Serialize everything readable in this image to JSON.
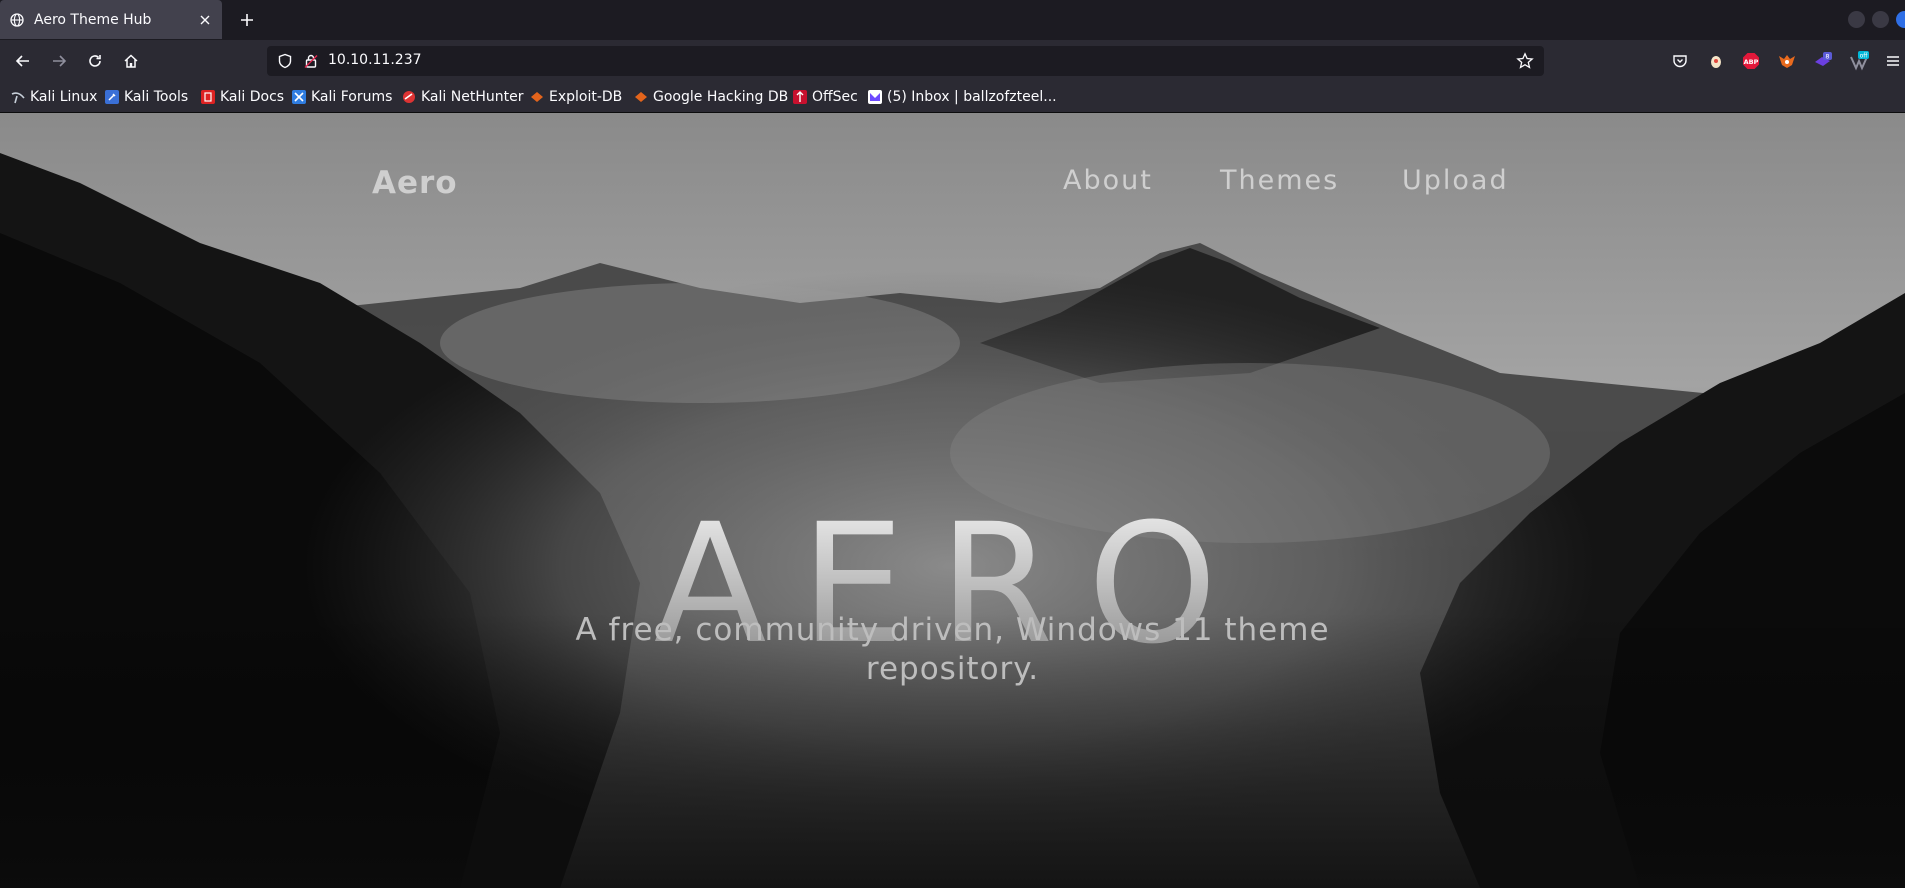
{
  "browser": {
    "tab": {
      "title": "Aero Theme Hub"
    },
    "url": "10.10.11.237",
    "bookmarks": [
      {
        "label": "Kali Linux",
        "icon": "kali-dragon-icon",
        "color": "#9ab"
      },
      {
        "label": "Kali Tools",
        "icon": "kali-tools-icon",
        "color": "#3a6fd6"
      },
      {
        "label": "Kali Docs",
        "icon": "kali-docs-icon",
        "color": "#d22"
      },
      {
        "label": "Kali Forums",
        "icon": "kali-forums-icon",
        "color": "#2f7de1"
      },
      {
        "label": "Kali NetHunter",
        "icon": "nethunter-icon",
        "color": "#d33"
      },
      {
        "label": "Exploit-DB",
        "icon": "exploit-db-icon",
        "color": "#e3641c"
      },
      {
        "label": "Google Hacking DB",
        "icon": "ghdb-icon",
        "color": "#e3641c"
      },
      {
        "label": "OffSec",
        "icon": "offsec-icon",
        "color": "#c8102e"
      },
      {
        "label": "(5) Inbox | ballzofzteel...",
        "icon": "proton-mail-icon",
        "color": "#6d4aff"
      }
    ],
    "extensions": [
      {
        "name": "pocket-icon"
      },
      {
        "name": "extension-egg-icon"
      },
      {
        "name": "adblock-icon",
        "label": "ABP"
      },
      {
        "name": "foxyproxy-icon"
      },
      {
        "name": "extension-badge-icon",
        "badge": "8"
      },
      {
        "name": "wappalyzer-icon",
        "badge": "off"
      }
    ]
  },
  "site": {
    "brand": "Aero",
    "nav": [
      "About",
      "Themes",
      "Upload"
    ],
    "hero_title": "AERO",
    "hero_subtitle": "A free, community driven, Windows 11 theme repository."
  }
}
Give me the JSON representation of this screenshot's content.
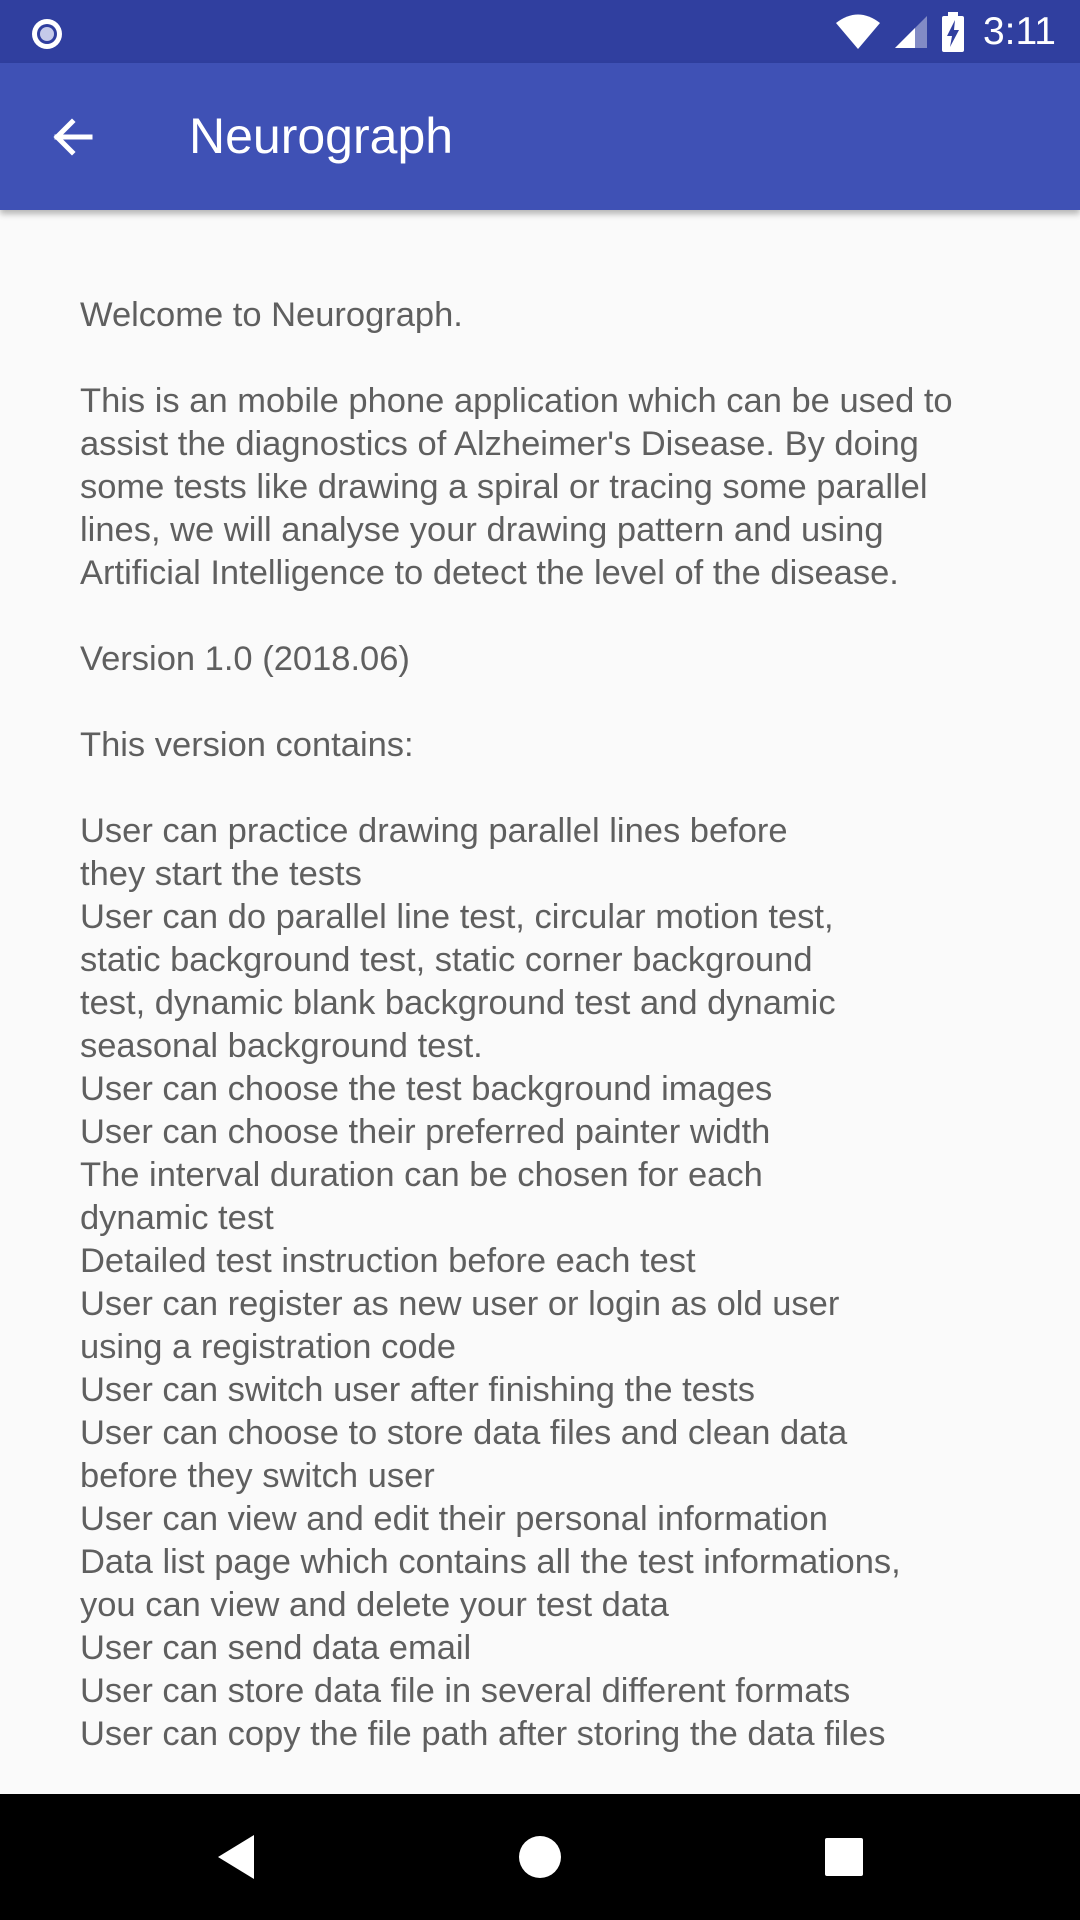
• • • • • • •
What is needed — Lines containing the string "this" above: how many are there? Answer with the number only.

Solution to the exercise — 2